Quality management/ oversight
Demonstrates skills related to relationship management, engagement, socialization of ideas, consultation and negotiation.
Has a functional understanding of systems, as well as some understanding of quality frameworks and how they support client safety and quality care.
Is able to read and understand financial statements, preferably for organizations of similar size, scope and complexity of the College.
Chairing boards and/or committees
Has served as Chair and/or Committee Chair on at least one other board of an organization of comparable size and complexity.
Business and commerce
Understands modern, general business with a high degree of technological sophistication.
- Patient safety and broader social needs and safety
- Gender diversity
- Urban-rural diversity
- Cultural/heritage diversity (including Francophone, Indigenous; seeking demonstrated commitment to equity and anti-racial bias)
- Geographic diversity across Ontario
- Age diversity
- Diverse patient population needs (e.g. geriatric, paediatric, mental health, care settings)
Able to communicate clearly, concisely and accurately, orally and in writing.
Able to build relationships, being constructive and helpful.
Able to understand and skillfully manage emotions, especially when faced with conflict and confrontation; be self-aware and professional.
Able to meet the expectations set out in the Conduct by-law, with an unquestioned level of ethical integrity.
Able to put others’ interests first (servant leadership); has a passion for the public interest, commitment and drive.
Able to create a place for everyone’s voice; understands the concept of equity; is aware of and respects diversity such as social and cultural differences; is empathetic.
Able to think independently, while knowing when and how to consult others.
Able to apply learning to the public interest; demonstrates a willingness to learn and develop.
Able to listen and question to achieve understanding; is an effective and active listener.
Able to think proactively and to anticipate.
Able to move beyond the details to envision the grander future; is a strategic thinker.
Able to adapt easily and quickly to changing evidence and environments; demonstrates cognitive flexibility.
Able to present an unpopular or controversial position in the face of opposition or opposing views.
Able to think critically.
Able to apply their knowledge in the context of Board-level decision-making and leadership.
Able to evaluate complex issues and to make effective decisions (find solutions).

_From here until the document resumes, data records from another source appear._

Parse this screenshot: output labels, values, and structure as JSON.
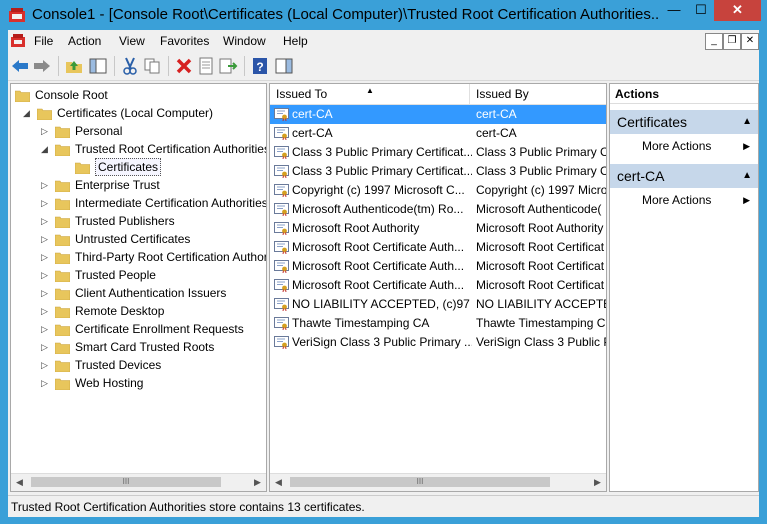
{
  "window": {
    "title": "Console1 - [Console Root\\Certificates (Local Computer)\\Trusted Root Certification Authorities..."
  },
  "titlebar_buttons": {
    "minimize": "—",
    "maximize": "☐",
    "close": "✕"
  },
  "menubar": {
    "items": [
      "File",
      "Action",
      "View",
      "Favorites",
      "Window",
      "Help"
    ],
    "mdi": {
      "minimize": "_",
      "restore": "❐",
      "close": "✕"
    }
  },
  "tree": {
    "items": [
      {
        "label": "Console Root",
        "level": 0,
        "expander": ""
      },
      {
        "label": "Certificates (Local Computer)",
        "level": 1,
        "expander": "◢"
      },
      {
        "label": "Personal",
        "level": 2,
        "expander": "▷"
      },
      {
        "label": "Trusted Root Certification Authorities",
        "level": 2,
        "expander": "◢"
      },
      {
        "label": "Certificates",
        "level": 3,
        "expander": "",
        "selected": true
      },
      {
        "label": "Enterprise Trust",
        "level": 2,
        "expander": "▷"
      },
      {
        "label": "Intermediate Certification Authorities",
        "level": 2,
        "expander": "▷"
      },
      {
        "label": "Trusted Publishers",
        "level": 2,
        "expander": "▷"
      },
      {
        "label": "Untrusted Certificates",
        "level": 2,
        "expander": "▷"
      },
      {
        "label": "Third-Party Root Certification Authorities",
        "level": 2,
        "expander": "▷"
      },
      {
        "label": "Trusted People",
        "level": 2,
        "expander": "▷"
      },
      {
        "label": "Client Authentication Issuers",
        "level": 2,
        "expander": "▷"
      },
      {
        "label": "Remote Desktop",
        "level": 2,
        "expander": "▷"
      },
      {
        "label": "Certificate Enrollment Requests",
        "level": 2,
        "expander": "▷"
      },
      {
        "label": "Smart Card Trusted Roots",
        "level": 2,
        "expander": "▷"
      },
      {
        "label": "Trusted Devices",
        "level": 2,
        "expander": "▷"
      },
      {
        "label": "Web Hosting",
        "level": 2,
        "expander": "▷"
      }
    ]
  },
  "list": {
    "columns": [
      "Issued To",
      "Issued By"
    ],
    "sort_indicator": "▲",
    "rows": [
      {
        "issued_to": "cert-CA",
        "issued_by": "cert-CA",
        "selected": true
      },
      {
        "issued_to": "cert-CA",
        "issued_by": "cert-CA"
      },
      {
        "issued_to": "Class 3 Public Primary Certificat...",
        "issued_by": "Class 3 Public Primary C"
      },
      {
        "issued_to": "Class 3 Public Primary Certificat...",
        "issued_by": "Class 3 Public Primary C"
      },
      {
        "issued_to": "Copyright (c) 1997 Microsoft C...",
        "issued_by": "Copyright (c) 1997 Micro"
      },
      {
        "issued_to": "Microsoft Authenticode(tm) Ro...",
        "issued_by": "Microsoft Authenticode("
      },
      {
        "issued_to": "Microsoft Root Authority",
        "issued_by": "Microsoft Root Authority"
      },
      {
        "issued_to": "Microsoft Root Certificate Auth...",
        "issued_by": "Microsoft Root Certificat"
      },
      {
        "issued_to": "Microsoft Root Certificate Auth...",
        "issued_by": "Microsoft Root Certificat"
      },
      {
        "issued_to": "Microsoft Root Certificate Auth...",
        "issued_by": "Microsoft Root Certificat"
      },
      {
        "issued_to": "NO LIABILITY ACCEPTED, (c)97 ...",
        "issued_by": "NO LIABILITY ACCEPTED"
      },
      {
        "issued_to": "Thawte Timestamping CA",
        "issued_by": "Thawte Timestamping C"
      },
      {
        "issued_to": "VeriSign Class 3 Public Primary ...",
        "issued_by": "VeriSign Class 3 Public P"
      }
    ]
  },
  "actions": {
    "title": "Actions",
    "sections": [
      {
        "label": "Certificates",
        "items": [
          "More Actions"
        ]
      },
      {
        "label": "cert-CA",
        "items": [
          "More Actions"
        ]
      }
    ]
  },
  "scrollbar": {
    "left_arrow": "◀",
    "right_arrow": "▶",
    "grip": "III"
  },
  "status": {
    "text": "Trusted Root Certification Authorities store contains 13 certificates."
  }
}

Able to encourage divergent thinking and dissent from others, and to build consensus; stands behind the collective decisions of the Board in unity.
Able to conceptualize on a systems level and communicate this understanding to others.